“Why,” your classmate spits, “does raising both sides of an algebraic equation to an even power potentially introduce extraneous solutions?”
…you’ve already skimmed every worthwhile article in the newspaper. You completed the crossword, the Sudoku, even the word jumble. Grudgingly, you turn to the paper’s last remaining puzzle: the Partial Differential Equation of the Day.
A difficult man, largely neglected by his own children, he has come to embrace you as one of his few points of contact beyond the nursing home. Now, in his waning hours, he mistakes you for his estranged son, Bradley, and delivers a tearful apology. “I was a terrible father,” he says. “Forgive me, Brad.”
“I do,” you say.
“If you truly forgive me,” he wheezes, “then prove it. Tell me the quadratic formula, one last time.”
…your desktop breaks down. It won’t even boot up. A new computer (lasting an expected five years) will be $800, or alternatively, you can diagnose the problem for $70, and repairs (which would extend the computer’s lifespan an expected three years) could cost anywhere from $50 to $600, uniformly distributed.
Now, it may feel impractical as a replacement for a desktop, but look how pretty that tablet over there is. Look how shiny. Don’t you want a pretty, shiny tablet instead? Don’t you? Don’t you?
…by the frat-boy culture at your office, you find yourself in left field, dreading any ball hit your way. Suddenly, a pop-up: it should probably be yours, but instead, the shortstop and centerfielder converge on it, and collide—hard. The shortstop is out cold, blood oozing from a temple.
“Quick!” the centerfielder shouts. “Is anyone a doctor, nurse, or topologist?”
“C’mon!” he screams. “We need someone to treat this wound, diagnose it, or prove its invariance under diffeomorphism!”
…and you’re craving potato chips. Still, you want to minimize the caloric damage, so you’re standing in the 24-hour liquor store, comparing brands. Lay’s nutrition label claims it has 200 calories per serving and 6 servings per bag, while the generic brand has 600isin(11π/6) calories per serving and 5i servings per bag.
“Looks like these chips have some complex carbohydrates!” you chortle. The guy behind the register smiles appreciatively.
…transcending corporeal existence.

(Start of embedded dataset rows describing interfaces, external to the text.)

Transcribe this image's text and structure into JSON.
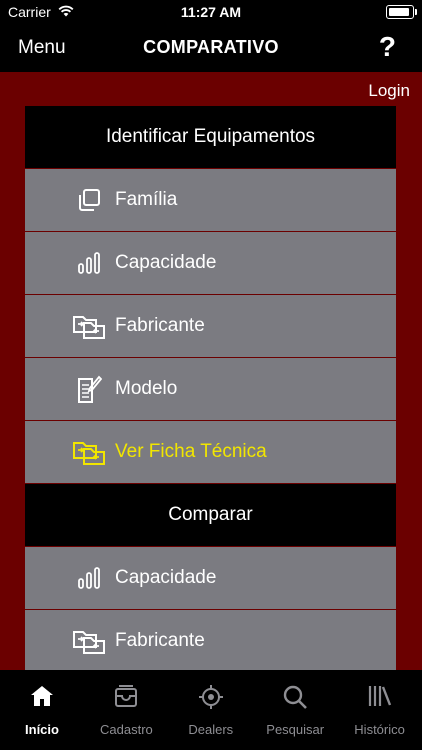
{
  "status": {
    "carrier": "Carrier",
    "time": "11:27 AM"
  },
  "nav": {
    "menu_label": "Menu",
    "title": "COMPARATIVO",
    "help_label": "?"
  },
  "login_label": "Login",
  "sections": [
    {
      "title": "Identificar Equipamentos",
      "items": [
        {
          "label": "Família",
          "icon": "copy-icon"
        },
        {
          "label": "Capacidade",
          "icon": "bars-icon"
        },
        {
          "label": "Fabricante",
          "icon": "folder-transfer-icon"
        },
        {
          "label": "Modelo",
          "icon": "document-edit-icon"
        },
        {
          "label": "Ver Ficha Técnica",
          "icon": "folder-transfer-icon",
          "highlight": true
        }
      ]
    },
    {
      "title": "Comparar",
      "items": [
        {
          "label": "Capacidade",
          "icon": "bars-icon"
        },
        {
          "label": "Fabricante",
          "icon": "folder-transfer-icon"
        }
      ]
    }
  ],
  "tabs": [
    {
      "label": "Início",
      "icon": "home-icon",
      "active": true
    },
    {
      "label": "Cadastro",
      "icon": "inbox-icon"
    },
    {
      "label": "Dealers",
      "icon": "crosshair-icon"
    },
    {
      "label": "Pesquisar",
      "icon": "search-icon"
    },
    {
      "label": "Histórico",
      "icon": "library-icon"
    }
  ],
  "colors": {
    "accent_red": "#6b0000",
    "item_gray": "#7b7b81",
    "highlight_yellow": "#f2e600"
  }
}
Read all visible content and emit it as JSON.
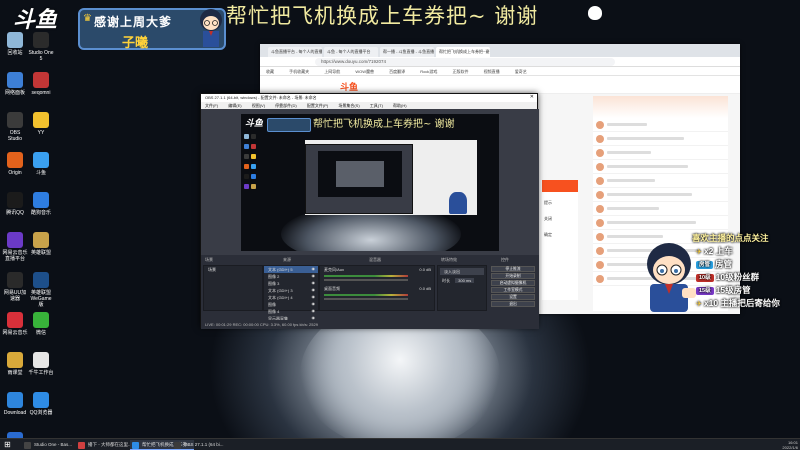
{
  "overlay": {
    "logo": "斗鱼",
    "thanks_title": "感谢上周大爹",
    "thanks_name": "子曦",
    "banner": "帮忙把飞机换成上车券把~ 谢谢"
  },
  "desktop_icons": [
    {
      "label": "回收站",
      "color": "#8fb7d8"
    },
    {
      "label": "Studio One 5",
      "color": "#2b2b2b"
    },
    {
      "label": "网络面板",
      "color": "#3d7fd6"
    },
    {
      "label": "seqomni",
      "color": "#c23636"
    },
    {
      "label": "OBS Studio",
      "color": "#3b3b3b"
    },
    {
      "label": "YY",
      "color": "#f2c12e"
    },
    {
      "label": "Origin",
      "color": "#e2621c"
    },
    {
      "label": "斗鱼",
      "color": "#3aa0f0"
    },
    {
      "label": "腾讯QQ",
      "color": "#1b1b1b"
    },
    {
      "label": "酷狗音乐",
      "color": "#2e7de0"
    },
    {
      "label": "网易云音乐直播平台",
      "color": "#6b3ac7"
    },
    {
      "label": "英雄联盟",
      "color": "#c8a24a"
    },
    {
      "label": "网易UU加速器",
      "color": "#2a2a2a"
    },
    {
      "label": "英雄联盟WeGame版",
      "color": "#1d4f8a"
    },
    {
      "label": "网易云音乐",
      "color": "#d8303a"
    },
    {
      "label": "微信",
      "color": "#38b33a"
    },
    {
      "label": "雨课堂",
      "color": "#d9a93a"
    },
    {
      "label": "千牛工作台",
      "color": "#e6e6e6"
    },
    {
      "label": "Download",
      "color": "#2e86de"
    },
    {
      "label": "QQ浏览器",
      "color": "#2e8ce6"
    },
    {
      "label": "QQ游戏",
      "color": "#2a6bd0"
    }
  ],
  "browser": {
    "tabs": [
      "斗鱼直播平台 - 每个人的直播平台",
      "斗鱼 - 每个人的直播平台",
      "帮一播 - 斗鱼直播 - 斗鱼直播...",
      "帮忙把飞机换成上车券把~谢谢..."
    ],
    "active_tab": 3,
    "url": "https://www.douyu.com/7192074",
    "bookmarks": [
      "收藏",
      "手机收藏夹",
      "上网导航",
      "WOW魔兽",
      "百度翻译",
      "Rock游戏",
      "正版软件",
      "视频直播",
      "爱奇艺"
    ],
    "site_logo": "斗鱼",
    "dialog_items": [
      "提示",
      "关闭",
      "确定"
    ]
  },
  "obs": {
    "window_title": "OBS 27.1.1 (64-bit, windows) - 配置文件: 未命名 - 场景: 未命名",
    "menu": [
      "文件(F)",
      "编辑(E)",
      "视图(V)",
      "停靠部件(D)",
      "配置文件(P)",
      "场景集合(S)",
      "工具(T)",
      "帮助(H)"
    ],
    "dock_headers": [
      "来源",
      "场景",
      "混音器",
      "转场特效",
      "控件"
    ],
    "scenes": [
      "场景"
    ],
    "sources": [
      "文本 (GDI+) 5",
      "图像 2",
      "图像 3",
      "文本 (GDI+) 3",
      "文本 (GDI+) 4",
      "图像",
      "图像 4",
      "显示器采集"
    ],
    "mixer": [
      {
        "name": "麦克风/Aux",
        "level": "0.0 dB"
      },
      {
        "name": "桌面音频",
        "level": "0.0 dB"
      }
    ],
    "transition": {
      "type": "淡入淡出",
      "duration_label": "时长",
      "duration": "300 ms"
    },
    "controls": [
      "停止推流",
      "开始录制",
      "启动虚拟摄像机",
      "工作室模式",
      "设置",
      "退出"
    ],
    "status": "LIVE: 00:01:29   REC: 00:00:00   CPU: 3.3%, 60.00 fps   kb/s: 2529"
  },
  "gift_feed": [
    {
      "badge": "",
      "text": "喜欢主播的点点关注",
      "color": "#fff3a0"
    },
    {
      "badge": "",
      "text": "x2 上车",
      "color": "#ffffff"
    },
    {
      "badge": "房管",
      "text": "房管",
      "color": "#ffffff"
    },
    {
      "badge": "10级",
      "text": "10级粉丝群",
      "color": "#ffffff"
    },
    {
      "badge": "15级",
      "text": "15级房管",
      "color": "#ffffff"
    },
    {
      "badge": "",
      "text": "x10 主播把后寄给你",
      "color": "#ffffff"
    }
  ],
  "taskbar": {
    "items": [
      {
        "label": "Studio One - Bas...",
        "color": "#444"
      },
      {
        "label": "播下 - 大师都在这里...",
        "color": "#d04040"
      },
      {
        "label": "帮忙把飞机换成上车券...",
        "color": "#2e8ce6"
      },
      {
        "label": "OBS 27.1.1 (64 bi...",
        "color": "#3b3b3b"
      }
    ],
    "active_item": 2,
    "time": "16:01",
    "date": "2022/1/6"
  },
  "colors": {
    "douyu_orange": "#f7511f",
    "banner_text": "#f1eaa0",
    "obs_bg": "#2b2e38"
  }
}
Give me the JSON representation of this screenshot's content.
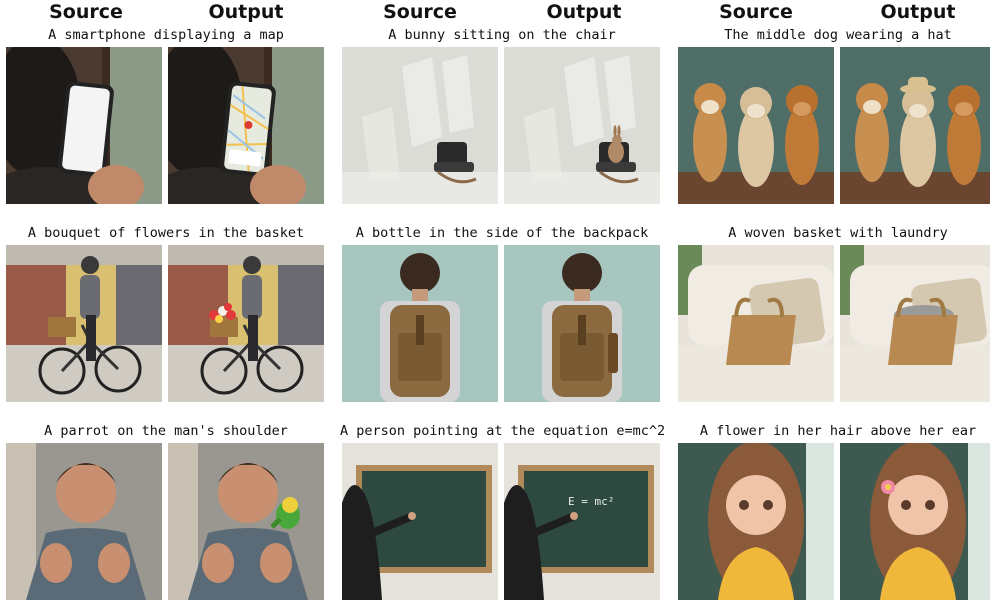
{
  "headers": [
    "Source",
    "Output",
    "Source",
    "Output",
    "Source",
    "Output"
  ],
  "captions": [
    "A smartphone displaying a map",
    "A bunny sitting on the chair",
    "The middle dog wearing a hat",
    "A bouquet of flowers in the basket",
    "A bottle in the side of the backpack",
    "A woven basket with laundry",
    "A parrot on the man's shoulder",
    "A person pointing at the equation e=mc^2",
    "A flower in her hair above her ear"
  ],
  "chalkboard_text": "E = mc²"
}
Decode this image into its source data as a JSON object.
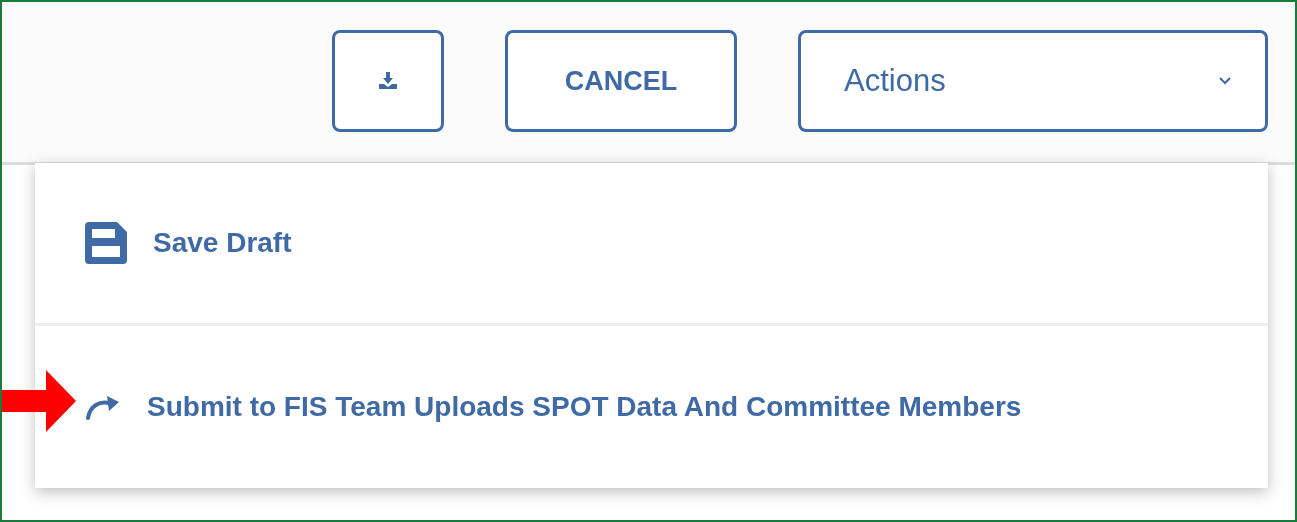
{
  "toolbar": {
    "cancel_button": "CANCEL",
    "actions_dropdown": {
      "label": "Actions",
      "expanded": true
    }
  },
  "actions_menu": [
    {
      "kind": "save",
      "label": "Save Draft"
    },
    {
      "kind": "submit",
      "label": "Submit to FIS Team Uploads SPOT Data And Committee Members"
    }
  ]
}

A four-dimensional hypercube and a six-dimensional analog of a torus are gossiping about a good friend of yours, an equiangular polygon undergoing a dilation. “Heh, I’d like to project into that plane!” the hypercube says, and they both laugh with cruel mirth.
Do you say something, or just keep walking?